LETTER: Stanford Study Inferior To U.S. News, Boston Magazine, GreatSchools Studies

The following is a letter to the editor from Paul Cully. Letters to the editor do not necessarily reflect the views of WestfordCAT or its Board of Directors. To submit your own letter, e-mail [email protected]

How interesting that, using three-year-old data, you find an entity that rates the Westford School District third in the nation [WestfordCAT News Online – 05-12-2016 edition].  How quickly a school system can go downhill is perhaps clear by considering more current data. 

Boston Magazine, which considers numbers provided by the Massachusetts Department of Elementary and Secondary Education, and rewards schools that have smaller class sizes, lower student-to-teacher ratios, and higher rates of per-pupil spending. They’ve also deemphasized test results. They still take standardized test scores into account—but they reduce the weight of those scores within the overall rankings. They also changed the way they measure Advanced Placement scores. Previously, they considered only the percentage of Advanced Placement test takers who scored highly on the AP exam. This year, they also looked at the percentage of students in each school who took the exam in the first place. 

This netted 19th place, just among Massachusetts schools.

http://www.bostonmagazine.com/best-schools-boston-2015-chart/

Independently, Great Schools rates schools in Massachusetts using more than just raw test scores:

·        Student achievement: Student achievement tells parents how well students at a school are doing in academics. This is measured as the percent of students meeting state standards based on state standardized tests. While this measure tells parents how well students at a school are doing currently, it does not necessarily show how much students are learning at that school — that is, how much students are growing.

·        Student growth: Measures of student growth tell parents how much students are actually learning in a year, rather than how much they already know. A school with high growth could be a school with students that started behind grade level and have now caught up. It could also be a school with students that started already above grade level and have moved even further ahead of similar students. Student growth is typically measured through gains on test scores year-over-year, comparing similar students with each other.

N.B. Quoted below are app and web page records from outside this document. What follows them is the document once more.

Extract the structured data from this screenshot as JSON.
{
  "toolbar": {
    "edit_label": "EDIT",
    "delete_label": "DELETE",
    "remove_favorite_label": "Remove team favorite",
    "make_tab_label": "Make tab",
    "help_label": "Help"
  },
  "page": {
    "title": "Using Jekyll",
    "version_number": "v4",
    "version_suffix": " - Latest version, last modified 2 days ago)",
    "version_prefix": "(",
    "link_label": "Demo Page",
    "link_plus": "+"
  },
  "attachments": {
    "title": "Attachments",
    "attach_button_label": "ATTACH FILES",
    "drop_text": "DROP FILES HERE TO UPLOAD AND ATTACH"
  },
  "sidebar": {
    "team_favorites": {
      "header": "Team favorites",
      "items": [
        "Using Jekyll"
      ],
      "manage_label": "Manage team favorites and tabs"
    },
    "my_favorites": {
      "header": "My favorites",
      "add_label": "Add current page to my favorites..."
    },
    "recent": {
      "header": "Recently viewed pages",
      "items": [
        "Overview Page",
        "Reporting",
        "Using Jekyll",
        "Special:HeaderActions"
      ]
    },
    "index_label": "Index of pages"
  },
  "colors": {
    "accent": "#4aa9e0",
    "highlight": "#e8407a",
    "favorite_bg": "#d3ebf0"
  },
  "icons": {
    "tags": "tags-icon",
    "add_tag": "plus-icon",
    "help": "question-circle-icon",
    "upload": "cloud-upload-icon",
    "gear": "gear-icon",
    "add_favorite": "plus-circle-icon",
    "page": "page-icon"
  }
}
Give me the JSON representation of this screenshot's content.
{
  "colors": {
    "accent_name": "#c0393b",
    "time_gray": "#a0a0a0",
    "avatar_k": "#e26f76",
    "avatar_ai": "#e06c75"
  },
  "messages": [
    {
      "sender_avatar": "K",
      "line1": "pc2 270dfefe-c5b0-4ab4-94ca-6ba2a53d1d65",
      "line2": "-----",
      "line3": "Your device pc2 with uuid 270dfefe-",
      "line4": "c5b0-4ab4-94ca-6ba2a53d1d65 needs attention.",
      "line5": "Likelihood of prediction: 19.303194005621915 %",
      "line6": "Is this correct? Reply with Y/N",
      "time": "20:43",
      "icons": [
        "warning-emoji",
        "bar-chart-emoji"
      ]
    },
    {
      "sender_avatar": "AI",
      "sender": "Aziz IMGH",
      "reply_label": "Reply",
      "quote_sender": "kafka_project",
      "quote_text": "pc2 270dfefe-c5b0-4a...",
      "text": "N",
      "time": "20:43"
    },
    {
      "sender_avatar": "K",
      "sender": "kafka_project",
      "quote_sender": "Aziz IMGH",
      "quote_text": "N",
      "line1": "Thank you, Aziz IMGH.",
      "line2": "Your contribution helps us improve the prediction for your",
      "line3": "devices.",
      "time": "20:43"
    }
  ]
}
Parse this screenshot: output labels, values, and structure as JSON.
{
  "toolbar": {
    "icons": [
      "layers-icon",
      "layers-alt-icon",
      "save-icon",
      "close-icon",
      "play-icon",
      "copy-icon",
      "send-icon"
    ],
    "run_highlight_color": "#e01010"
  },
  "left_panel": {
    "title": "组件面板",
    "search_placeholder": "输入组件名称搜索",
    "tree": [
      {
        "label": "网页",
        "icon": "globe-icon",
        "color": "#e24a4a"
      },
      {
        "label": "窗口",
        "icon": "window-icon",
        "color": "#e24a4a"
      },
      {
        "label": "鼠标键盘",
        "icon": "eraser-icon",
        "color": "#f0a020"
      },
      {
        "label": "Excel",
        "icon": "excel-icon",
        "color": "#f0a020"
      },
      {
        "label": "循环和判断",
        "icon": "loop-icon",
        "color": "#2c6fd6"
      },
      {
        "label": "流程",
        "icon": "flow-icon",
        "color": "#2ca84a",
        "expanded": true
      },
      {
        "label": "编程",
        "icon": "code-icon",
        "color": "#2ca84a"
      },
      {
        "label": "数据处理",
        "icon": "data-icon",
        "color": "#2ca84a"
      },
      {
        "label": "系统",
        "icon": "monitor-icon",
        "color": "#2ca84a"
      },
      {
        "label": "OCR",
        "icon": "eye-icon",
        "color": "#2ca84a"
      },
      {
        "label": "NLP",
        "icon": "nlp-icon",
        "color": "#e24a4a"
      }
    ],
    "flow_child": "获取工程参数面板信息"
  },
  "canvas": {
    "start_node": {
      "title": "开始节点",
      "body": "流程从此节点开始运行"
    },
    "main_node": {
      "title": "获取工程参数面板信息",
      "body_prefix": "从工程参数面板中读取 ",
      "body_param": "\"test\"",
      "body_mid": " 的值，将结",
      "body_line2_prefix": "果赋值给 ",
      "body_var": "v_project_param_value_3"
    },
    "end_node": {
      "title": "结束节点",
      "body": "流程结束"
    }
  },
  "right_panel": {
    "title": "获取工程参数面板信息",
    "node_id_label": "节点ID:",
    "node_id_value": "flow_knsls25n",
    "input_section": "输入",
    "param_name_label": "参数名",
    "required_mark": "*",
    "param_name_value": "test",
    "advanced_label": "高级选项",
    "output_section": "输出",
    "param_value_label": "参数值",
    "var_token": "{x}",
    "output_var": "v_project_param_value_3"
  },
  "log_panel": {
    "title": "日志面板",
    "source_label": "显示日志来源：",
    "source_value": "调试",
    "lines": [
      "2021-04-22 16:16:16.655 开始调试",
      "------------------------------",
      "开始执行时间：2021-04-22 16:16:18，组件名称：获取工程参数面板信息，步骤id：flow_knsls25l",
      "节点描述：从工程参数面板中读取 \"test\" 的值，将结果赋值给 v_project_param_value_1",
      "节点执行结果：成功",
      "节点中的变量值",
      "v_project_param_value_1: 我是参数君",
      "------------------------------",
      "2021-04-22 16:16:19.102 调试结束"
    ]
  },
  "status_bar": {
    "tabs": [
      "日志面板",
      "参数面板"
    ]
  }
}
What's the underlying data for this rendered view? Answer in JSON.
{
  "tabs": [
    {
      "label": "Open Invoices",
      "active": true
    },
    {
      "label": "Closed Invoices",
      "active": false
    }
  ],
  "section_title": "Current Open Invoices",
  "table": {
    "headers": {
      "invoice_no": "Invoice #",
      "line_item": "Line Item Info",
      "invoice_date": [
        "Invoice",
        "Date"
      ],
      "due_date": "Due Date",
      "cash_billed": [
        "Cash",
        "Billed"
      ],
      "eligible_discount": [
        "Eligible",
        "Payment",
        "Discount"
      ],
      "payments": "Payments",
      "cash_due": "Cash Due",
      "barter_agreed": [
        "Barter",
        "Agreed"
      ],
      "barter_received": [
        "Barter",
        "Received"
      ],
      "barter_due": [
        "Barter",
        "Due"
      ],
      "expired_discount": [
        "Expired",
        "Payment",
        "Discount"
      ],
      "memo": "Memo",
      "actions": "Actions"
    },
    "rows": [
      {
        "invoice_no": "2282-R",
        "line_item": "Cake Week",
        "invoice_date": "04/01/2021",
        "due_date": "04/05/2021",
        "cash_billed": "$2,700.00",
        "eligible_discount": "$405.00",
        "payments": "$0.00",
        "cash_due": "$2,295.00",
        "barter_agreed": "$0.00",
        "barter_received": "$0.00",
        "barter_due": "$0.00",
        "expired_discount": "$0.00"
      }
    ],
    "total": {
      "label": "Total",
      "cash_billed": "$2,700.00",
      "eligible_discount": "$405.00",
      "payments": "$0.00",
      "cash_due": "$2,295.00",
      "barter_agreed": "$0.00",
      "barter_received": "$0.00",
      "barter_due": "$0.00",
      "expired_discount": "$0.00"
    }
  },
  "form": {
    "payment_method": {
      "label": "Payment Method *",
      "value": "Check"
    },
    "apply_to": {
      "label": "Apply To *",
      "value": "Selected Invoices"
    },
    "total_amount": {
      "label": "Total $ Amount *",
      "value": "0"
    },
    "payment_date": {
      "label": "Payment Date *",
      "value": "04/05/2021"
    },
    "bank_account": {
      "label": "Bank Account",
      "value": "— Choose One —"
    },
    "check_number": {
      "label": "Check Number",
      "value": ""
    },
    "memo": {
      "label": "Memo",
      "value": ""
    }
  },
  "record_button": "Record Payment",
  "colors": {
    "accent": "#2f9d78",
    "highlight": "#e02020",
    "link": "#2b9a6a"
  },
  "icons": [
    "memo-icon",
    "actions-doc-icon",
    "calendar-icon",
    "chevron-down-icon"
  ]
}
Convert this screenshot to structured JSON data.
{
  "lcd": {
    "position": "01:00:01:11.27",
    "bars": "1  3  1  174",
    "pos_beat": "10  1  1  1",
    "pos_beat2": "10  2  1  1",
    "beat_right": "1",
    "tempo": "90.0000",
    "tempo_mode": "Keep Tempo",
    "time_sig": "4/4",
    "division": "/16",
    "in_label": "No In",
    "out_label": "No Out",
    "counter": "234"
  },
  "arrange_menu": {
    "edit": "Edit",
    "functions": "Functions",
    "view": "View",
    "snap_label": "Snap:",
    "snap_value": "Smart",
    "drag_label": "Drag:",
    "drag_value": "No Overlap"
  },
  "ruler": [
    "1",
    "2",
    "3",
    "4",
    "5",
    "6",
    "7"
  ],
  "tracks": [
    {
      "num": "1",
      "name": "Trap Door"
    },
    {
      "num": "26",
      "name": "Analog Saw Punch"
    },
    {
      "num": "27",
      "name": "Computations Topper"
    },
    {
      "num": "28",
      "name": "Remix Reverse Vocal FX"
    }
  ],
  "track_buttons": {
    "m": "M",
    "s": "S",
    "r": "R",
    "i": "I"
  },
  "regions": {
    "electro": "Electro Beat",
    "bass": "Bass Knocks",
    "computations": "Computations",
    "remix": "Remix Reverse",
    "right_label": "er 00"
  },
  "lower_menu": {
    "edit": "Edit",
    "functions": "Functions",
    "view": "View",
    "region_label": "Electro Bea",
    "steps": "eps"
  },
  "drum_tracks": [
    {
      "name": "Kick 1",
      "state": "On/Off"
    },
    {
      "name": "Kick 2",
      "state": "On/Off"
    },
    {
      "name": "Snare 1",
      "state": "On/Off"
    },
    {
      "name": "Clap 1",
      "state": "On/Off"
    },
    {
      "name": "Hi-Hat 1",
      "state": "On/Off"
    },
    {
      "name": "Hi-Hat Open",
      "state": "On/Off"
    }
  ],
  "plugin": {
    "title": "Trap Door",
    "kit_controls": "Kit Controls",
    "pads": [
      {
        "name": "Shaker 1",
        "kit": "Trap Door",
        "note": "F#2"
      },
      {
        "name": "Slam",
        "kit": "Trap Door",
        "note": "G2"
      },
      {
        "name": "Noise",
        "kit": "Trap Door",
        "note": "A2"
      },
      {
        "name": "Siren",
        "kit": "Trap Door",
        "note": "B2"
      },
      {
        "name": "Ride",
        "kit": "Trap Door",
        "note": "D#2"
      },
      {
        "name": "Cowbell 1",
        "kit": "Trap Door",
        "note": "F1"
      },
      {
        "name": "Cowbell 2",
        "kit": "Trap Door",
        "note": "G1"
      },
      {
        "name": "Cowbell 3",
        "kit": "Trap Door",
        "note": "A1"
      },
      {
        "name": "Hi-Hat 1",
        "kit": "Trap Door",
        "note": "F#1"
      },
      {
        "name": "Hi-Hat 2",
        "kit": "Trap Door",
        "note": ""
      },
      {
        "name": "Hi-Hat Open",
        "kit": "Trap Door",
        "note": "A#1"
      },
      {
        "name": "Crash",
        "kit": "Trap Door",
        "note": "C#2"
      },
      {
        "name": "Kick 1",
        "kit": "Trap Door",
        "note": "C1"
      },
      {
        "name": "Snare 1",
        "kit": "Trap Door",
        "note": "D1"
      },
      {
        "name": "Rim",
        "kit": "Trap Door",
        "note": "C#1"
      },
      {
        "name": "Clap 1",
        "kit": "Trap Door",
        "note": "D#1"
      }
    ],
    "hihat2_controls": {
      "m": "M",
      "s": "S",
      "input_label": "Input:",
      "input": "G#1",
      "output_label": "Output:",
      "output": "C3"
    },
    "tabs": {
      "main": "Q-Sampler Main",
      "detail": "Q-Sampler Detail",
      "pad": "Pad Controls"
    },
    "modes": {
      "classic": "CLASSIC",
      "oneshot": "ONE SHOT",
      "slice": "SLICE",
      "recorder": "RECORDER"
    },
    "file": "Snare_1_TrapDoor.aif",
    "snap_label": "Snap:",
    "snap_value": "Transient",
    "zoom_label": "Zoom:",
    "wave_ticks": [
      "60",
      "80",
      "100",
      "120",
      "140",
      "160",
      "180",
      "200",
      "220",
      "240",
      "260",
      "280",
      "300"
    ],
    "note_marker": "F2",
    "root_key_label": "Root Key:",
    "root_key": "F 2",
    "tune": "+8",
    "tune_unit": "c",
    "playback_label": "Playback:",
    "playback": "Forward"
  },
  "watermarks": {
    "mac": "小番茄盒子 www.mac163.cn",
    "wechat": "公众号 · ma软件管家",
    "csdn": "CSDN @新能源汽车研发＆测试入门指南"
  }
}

·        College readiness: Data on high school graduation rates and performance/participation on college entrance exams (such as the SAT and ACT) show how well students are prepared for life after high school in college or career.

In this rating scheme, Westford fails to secure a top rating.  Instead, it rates a 9 out of 10, where it used to rate a 10.

http://www.greatschools.org/massachusetts/westford/

And U S News ratings are even worse.  It rates Westford Academy 46th just in the State of Massachusetts. 

http://www.usnews.com/education/best-high-schools/massachusetts/rankings

Parents of children in Westford should consider banding together to insist that town government stop alienating teachers and start properly funding their school system.  It takes so little to bring down a school system that took years to raise to the high standard that homeowners expected when they made the decision to move to Westford for the schools.  In this, town government has failed.